All in all, in its response to a variety of alienating perceptions, Island and Monster serves to highlight the transformative potential of the gaze. In processes of desire, expectation, assumption, fear and praise, the cross of our gazes leads us toward collective transformation and distortion. The Island rests as a point at which the gaze is met with no resistance. The Monster emerges at the point by which the gaze is no longer tolerated, where the Monster simply refuses to be fixed or formed by the desires of others. In this negotiation of being seen, Rose’s performance becomes an unapologetic record of her selfhood, in its complexity, incoherence and inconsistency. In our negotiation of casting the gaze, to what extent do we emerge as islands that erode, unearth and transform one another?
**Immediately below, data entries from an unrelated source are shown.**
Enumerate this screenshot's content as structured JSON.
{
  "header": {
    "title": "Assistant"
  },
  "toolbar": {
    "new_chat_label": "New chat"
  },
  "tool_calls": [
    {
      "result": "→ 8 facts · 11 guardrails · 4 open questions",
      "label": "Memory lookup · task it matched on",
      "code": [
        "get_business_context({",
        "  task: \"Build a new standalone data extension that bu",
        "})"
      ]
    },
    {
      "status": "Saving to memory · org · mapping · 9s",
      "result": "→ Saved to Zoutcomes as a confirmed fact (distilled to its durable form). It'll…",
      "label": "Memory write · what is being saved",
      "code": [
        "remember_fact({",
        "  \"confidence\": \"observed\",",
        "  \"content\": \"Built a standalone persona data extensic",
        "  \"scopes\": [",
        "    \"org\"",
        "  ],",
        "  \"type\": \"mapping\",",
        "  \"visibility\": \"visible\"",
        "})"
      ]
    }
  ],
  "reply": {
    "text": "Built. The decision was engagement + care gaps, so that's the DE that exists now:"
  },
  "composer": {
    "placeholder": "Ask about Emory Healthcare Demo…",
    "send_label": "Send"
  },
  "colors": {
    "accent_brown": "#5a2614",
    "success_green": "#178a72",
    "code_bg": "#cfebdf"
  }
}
In our negotiation of being seen, to what extent can we resist or defy the desires and expectations of others? In how at odds Island and Monster appeared to be, Rose’s wide and varied use of personas helps us to understand that our identities are not as stable as we (and others) would like to believe.
Brathwaite, Sheria. “A Rose among Thorns.” NationNews Barbados, November 22, 2016.
Glissant, Edouard and J. Michael Dash. Caribbean Discourse: Selected Essays. Charlottesville: University of Virginia Press, 1989. Cited in Malachi McIntosh. Emigration and Caribbean Literature. NY: Palgrave MacMillan, 2015.
Hadchity, Therese. “The Personal is the Political. Or is it? – Thoughts on Sheena Rose’s ‘Baby Pink’.” ARC Magazine, December 7, 2016.
Rose, Sheena. Island and Monster. Performance. Royal Academy of Arts, London, UK, 2017.
 Sheria Brathwaite, “A Rose among Thorns,” NationNews Barbados, November 22, 2016.
 Sheena Rose, Island and Monster, performance, 2017, Royal Academy of Arts, London, UK.
 Edouard Glissant and J. Michael Dash, Caribbean Discourse: Selected Essays (Charlottesville: University of Virginia Press, 1989). Cited in Malachi McIntosh, Emigration and Caribbean Literature (NY: Palgrave MacMillan, 2015).